**** EXTRACTED ENTRIES ****

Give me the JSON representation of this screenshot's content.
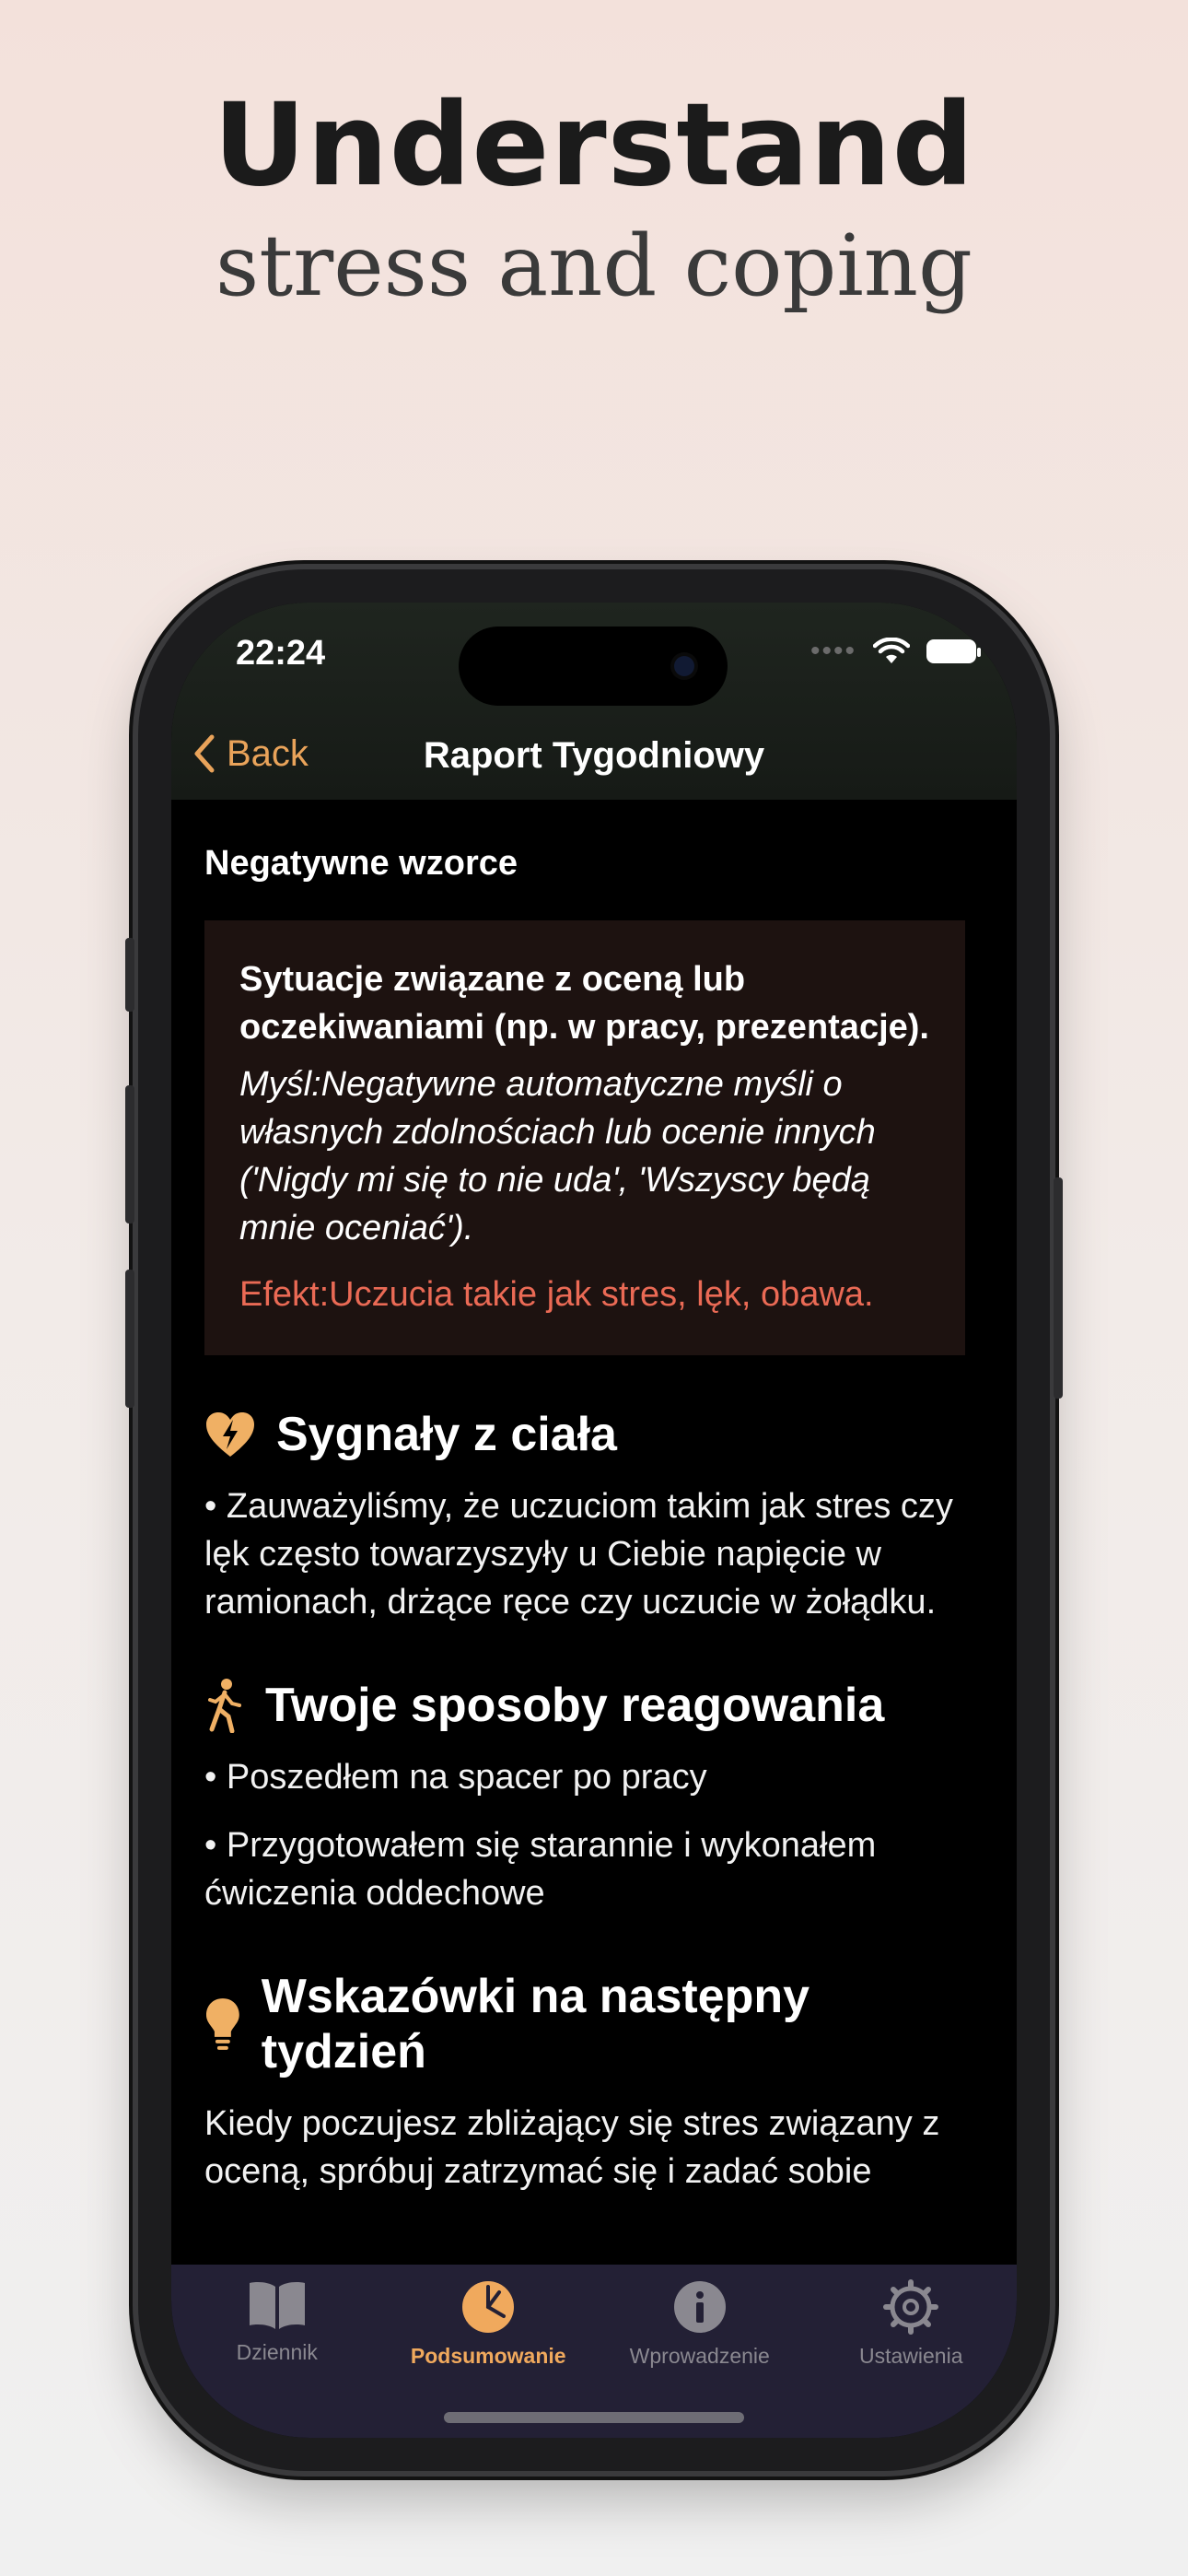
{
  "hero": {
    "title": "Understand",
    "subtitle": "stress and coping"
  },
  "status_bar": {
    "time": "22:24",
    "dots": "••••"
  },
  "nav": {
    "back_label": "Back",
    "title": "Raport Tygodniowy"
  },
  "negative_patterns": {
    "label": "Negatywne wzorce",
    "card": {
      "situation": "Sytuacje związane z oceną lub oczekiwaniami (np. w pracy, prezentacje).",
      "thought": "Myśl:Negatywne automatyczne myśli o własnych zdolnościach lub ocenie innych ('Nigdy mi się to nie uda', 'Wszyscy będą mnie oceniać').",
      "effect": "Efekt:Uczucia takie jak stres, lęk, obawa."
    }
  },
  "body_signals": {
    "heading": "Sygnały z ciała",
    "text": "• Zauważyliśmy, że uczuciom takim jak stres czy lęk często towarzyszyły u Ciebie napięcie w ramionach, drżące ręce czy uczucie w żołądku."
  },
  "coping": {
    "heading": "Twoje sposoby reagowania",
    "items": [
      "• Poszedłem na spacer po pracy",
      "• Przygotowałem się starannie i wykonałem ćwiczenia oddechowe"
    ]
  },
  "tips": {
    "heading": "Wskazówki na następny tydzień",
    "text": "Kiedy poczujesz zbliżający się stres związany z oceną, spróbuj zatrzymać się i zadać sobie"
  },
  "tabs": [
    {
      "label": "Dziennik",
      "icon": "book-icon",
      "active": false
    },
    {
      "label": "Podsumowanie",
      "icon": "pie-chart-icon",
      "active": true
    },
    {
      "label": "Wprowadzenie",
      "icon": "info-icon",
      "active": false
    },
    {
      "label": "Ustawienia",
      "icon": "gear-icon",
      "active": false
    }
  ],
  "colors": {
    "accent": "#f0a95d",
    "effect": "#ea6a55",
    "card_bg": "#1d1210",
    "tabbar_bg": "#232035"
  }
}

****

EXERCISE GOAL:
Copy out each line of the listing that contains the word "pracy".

EXPECTED OUTPUT:
      "situation": "Sytuacje związane z oceną lub oczekiwaniami (np. w pracy, prezentacje).",
      "• Poszedłem na spacer po pracy",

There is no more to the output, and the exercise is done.